Incidence Rate Report for Utah by County

Melanoma of the Skin (Late Stage^), 2012-2016

All Races (includes Hispanic), Both Sexes, All Ages

Sorted by Rate

Explanation of Column Headers

Objective - The objective of *** is from the Healthy People 2020 project done by the Centers for Disease Control and Prevention.

Incidence Rate (95% Confidence Interval) - The incidence rate is based upon 100,000 people and is an annual rate (or average annual rate) based on the time period indicated. Rates are age-adjusted by 5-year age groups to the 2000 U.S. standard million population.

Percent of Cases with Late Stage - This is the number of late stages cases compared to the number of cases for all stages.


Other Notes

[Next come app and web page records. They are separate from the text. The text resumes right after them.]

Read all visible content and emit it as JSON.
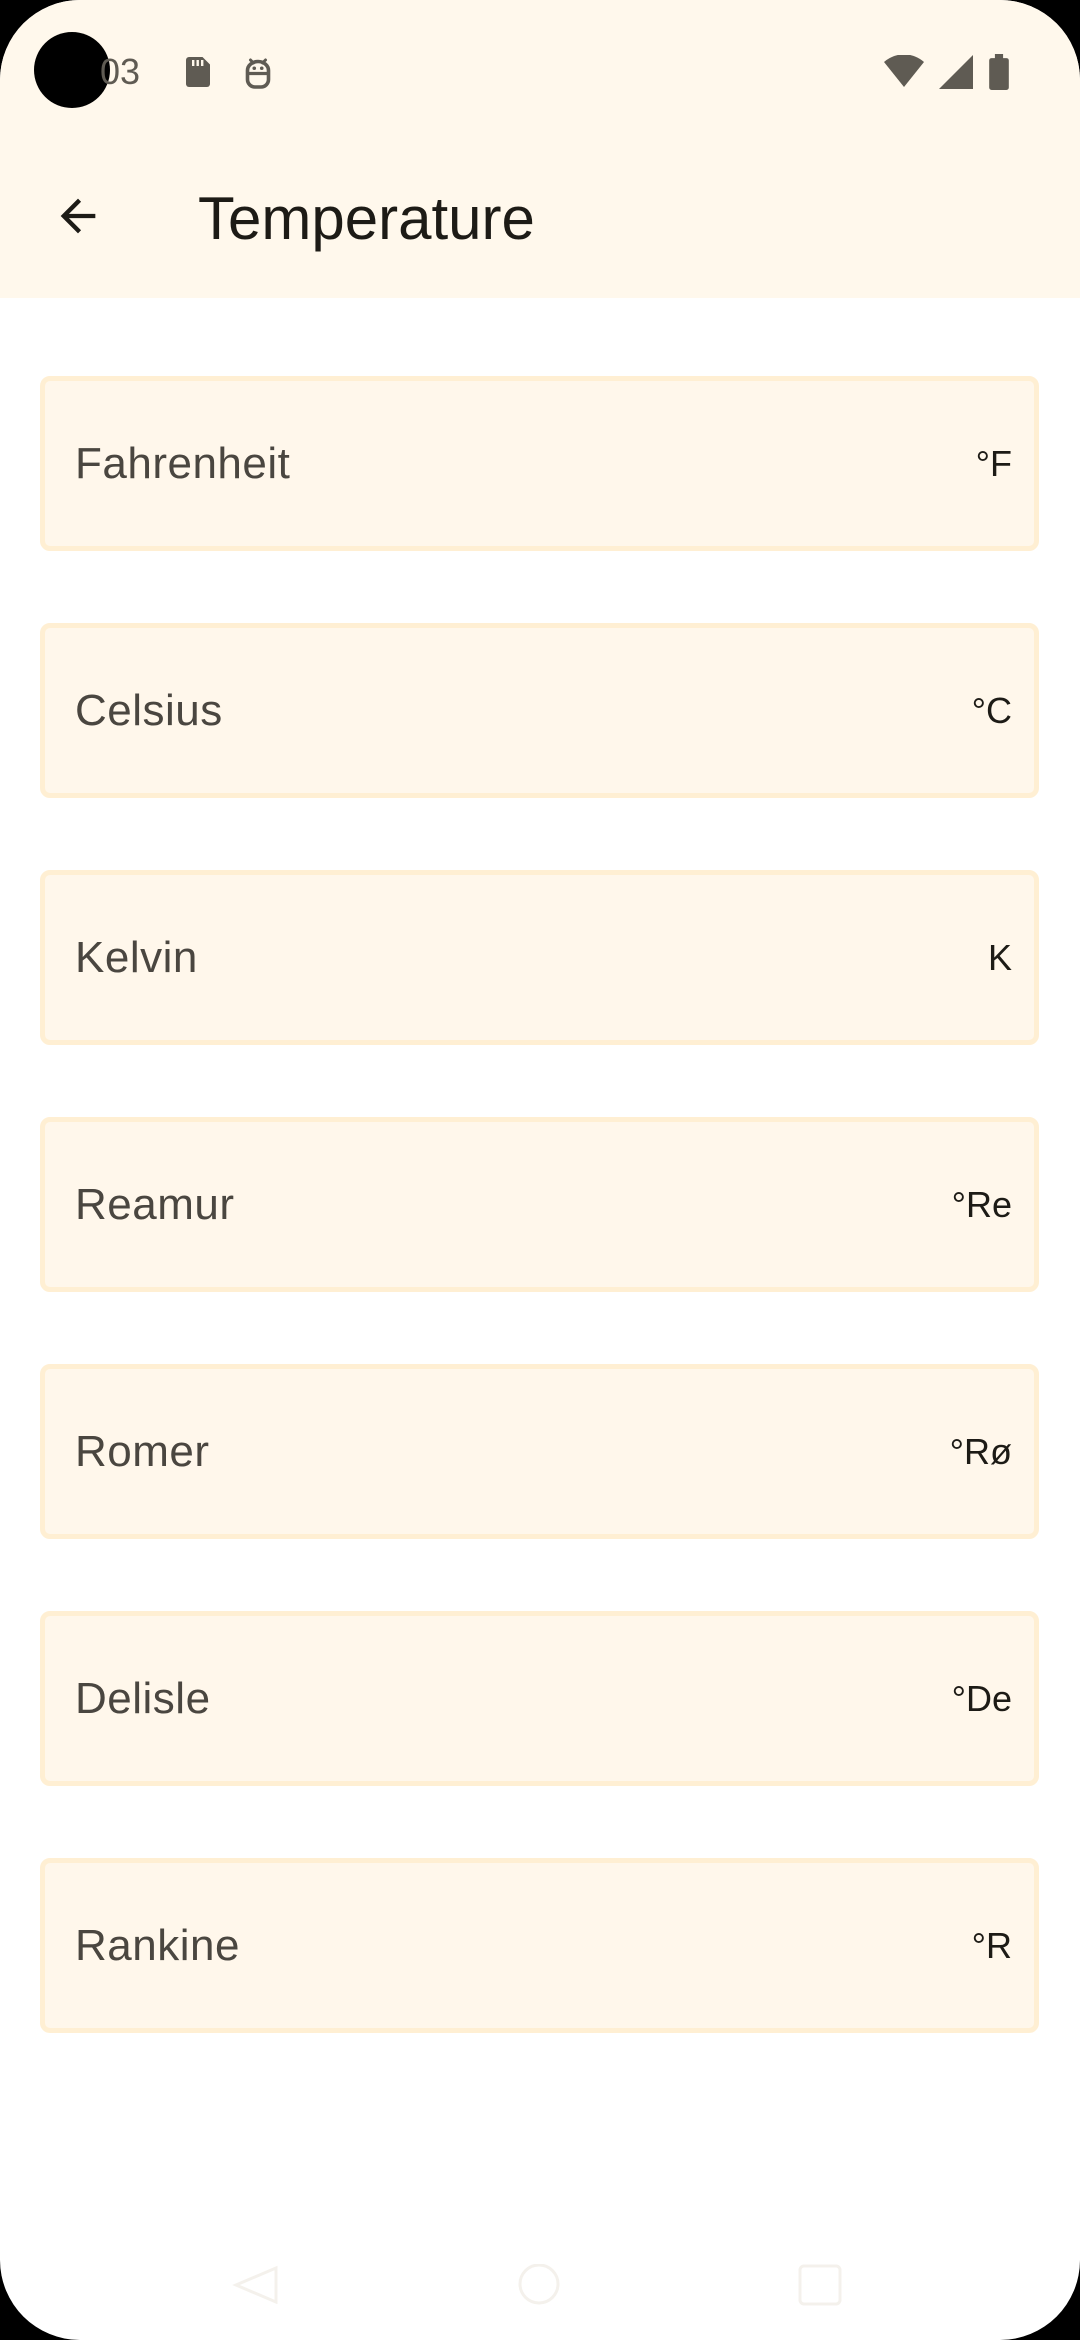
{
  "status_bar": {
    "time": "03",
    "left_icons": [
      "sd-card-icon",
      "android-debug-icon"
    ],
    "right_icons": [
      "wifi-icon",
      "signal-icon",
      "battery-icon"
    ]
  },
  "app_bar": {
    "title": "Temperature",
    "back_icon": "arrow-back-icon"
  },
  "units": [
    {
      "name": "Fahrenheit",
      "symbol": "°F"
    },
    {
      "name": "Celsius",
      "symbol": "°C"
    },
    {
      "name": "Kelvin",
      "symbol": "K"
    },
    {
      "name": "Reamur",
      "symbol": "°Re"
    },
    {
      "name": "Romer",
      "symbol": "°Rø"
    },
    {
      "name": "Delisle",
      "symbol": "°De"
    },
    {
      "name": "Rankine",
      "symbol": "°R"
    }
  ],
  "colors": {
    "header_background": "#FFF8EC",
    "card_background": "#FFF7EB",
    "card_border": "#FFEFD3",
    "title_text": "#1D1B16",
    "label_text": "#4A4640"
  },
  "nav_bar": {
    "buttons": [
      "nav-back-icon",
      "nav-home-icon",
      "nav-recents-icon"
    ]
  }
}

  • Larger confidence intervals indicate less stability of the data. This is often due to low counts that are not quite low enough to be suppressed.
  • Data is currently being suppressed if there are fewer than 16 counts for the time period.

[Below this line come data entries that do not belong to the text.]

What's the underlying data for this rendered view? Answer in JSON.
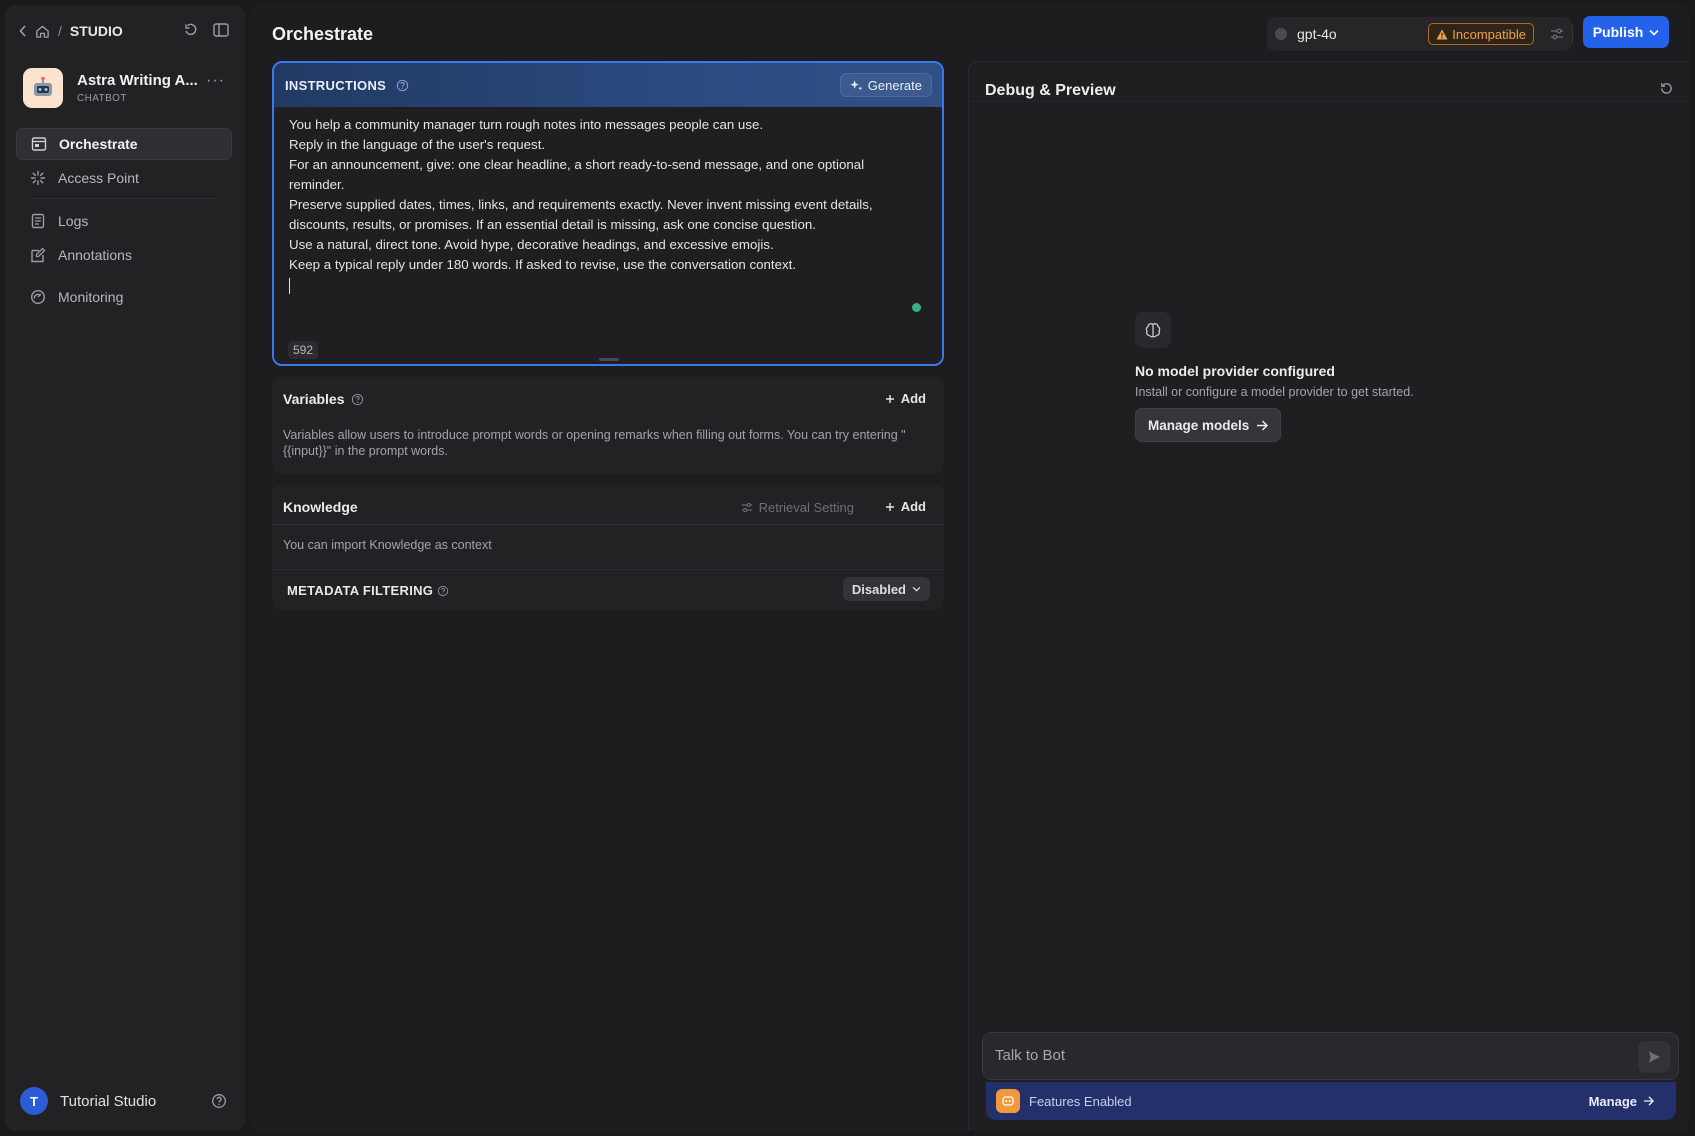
{
  "breadcrumb": {
    "section": "STUDIO"
  },
  "app": {
    "name": "Astra Writing A...",
    "type": "CHATBOT"
  },
  "nav": {
    "orchestrate": "Orchestrate",
    "access_point": "Access Point",
    "logs": "Logs",
    "annotations": "Annotations",
    "monitoring": "Monitoring"
  },
  "user": {
    "initial": "T",
    "name": "Tutorial Studio"
  },
  "header": {
    "title": "Orchestrate",
    "model": "gpt-4o",
    "incompatible_label": "Incompatible",
    "publish_label": "Publish"
  },
  "instructions": {
    "title": "INSTRUCTIONS",
    "generate_label": "Generate",
    "lines": [
      "You help a community manager turn rough notes into messages people can use.",
      "Reply in the language of the user's request.",
      "For an announcement, give: one clear headline, a short ready-to-send message, and one optional reminder.",
      "Preserve supplied dates, times, links, and requirements exactly. Never invent missing event details, discounts, results, or promises. If an essential detail is missing, ask one concise question.",
      "Use a natural, direct tone. Avoid hype, decorative headings, and excessive emojis.",
      "Keep a typical reply under 180 words. If asked to revise, use the conversation context."
    ],
    "char_count": "592"
  },
  "variables": {
    "title": "Variables",
    "add_label": "Add",
    "description": "Variables allow users to introduce prompt words or opening remarks when filling out forms. You can try entering \"{{input}}\" in the prompt words."
  },
  "knowledge": {
    "title": "Knowledge",
    "retrieval_label": "Retrieval Setting",
    "add_label": "Add",
    "description": "You can import Knowledge as context",
    "metadata_title": "METADATA FILTERING",
    "metadata_value": "Disabled"
  },
  "debug": {
    "title": "Debug & Preview",
    "empty_title": "No model provider configured",
    "empty_subtitle": "Install or configure a model provider to get started.",
    "manage_models_label": "Manage models",
    "chat_placeholder": "Talk to Bot",
    "features_label": "Features Enabled",
    "features_manage_label": "Manage"
  },
  "colors": {
    "accent": "#2462ea",
    "warning": "#f0a04b",
    "features_bar": "#24306b",
    "status_dot": "#36b37e"
  }
}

  • Line by Line Interpretation of the Report


    Utah3


    US (SEER+NPCR)1


    Cache County7


    Washington County7


    Davis County7


    Weber County7


    Salt Lake County7


    Utah County7


    Beaver County7 Box Elder County7 Carbon County7 Daggett County7 Duchesne County7 Emery County7 Garfield County7 Grand County7 Iron County7 Juab County7 Kane County7 Millard County7 Morgan County7 Piute County7 Rich County7 San Juan County7 Sanpete County7 Sevier County7 Summit County7 Tooele County7 Uintah County7 Wasatch County7 Wayne County7

    Notes:
    Created by statecancerprofiles.cancer.gov on 04/07/2020 8:37 pm.

    *** No Healthy People 2020 Objective for this cancer.

    State Cancer Registries may provide more current or more local data.
    † Incidence rates (cases per 100,000 population per year) are age-adjusted to the 2000 US standard population (19 age groups: <1, 1-4, 5-9, ... , 80-84, 85+). Rates are for invasive cancer only (except for bladder cancer which is invasive and in situ) or unless otherwise specified. Rates calculated using SEER*Stat. Population counts for denominators are based on Census populations as modified by NCI. The 1969-2016 US Population Data File is used for SEER and NPCR incidence rates.

    Rates are computed using cancers classified as malignant based on ICD-O-3. For more information see malignant.html.

    ^ Late Stage is defined as cases determined to be regional or distant. Coding is generally based on Surveillance, Epidemiology, and End Results (SEER) summary stage but may include other staging variables if necessary.
    Healthy People 2020 Objectives provided by the Centers for Disease Control and Prevention.

    Health Service Areas are a single county or cluster of contiguous counties which are relatively self-contained with respect to hospital care. For more detailed information, please see Health Service Area information page.
    * Data has been suppressed to ensure confidentiality and stability of rate estimates. Counts are suppressed if fewer than 16 records were reported in a specific area-sex-race category. If an average count of 3 is shown, the total number of cases for the time period is 16 or more which exceeds suppression threshold (but is rounded to 3).

    1 Source: CDC's National Program of Cancer Registries Cancer Surveillance System (NPCR-CSS) November 2018 data submission and SEER November 2018 submission as published in United States Cancer Statistics.
    3 Source: SEER November 2018 submission. State Cancer Registry also receives funding from CDC's National Program of Cancer Registries.
    7 Source: SEER November 2018 submission.

    Please note that the data comes from different sources. Due to different years of data availablility, most of the trends are AAPCs based on APCs but some are APCs calculated in SEER*Stat. Please refer to the source for each graph for additional information.

    Interpret Rankings provides insight into interpreting cancer incidence statistics. When the population size for a denominator is small, the rates may be unstable. A rate is unstable when a small change in the numerator (e.g., only one or two additional cases) has a dramatic effect on the calculated rate.

    Data for United States does not include Puerto Rico.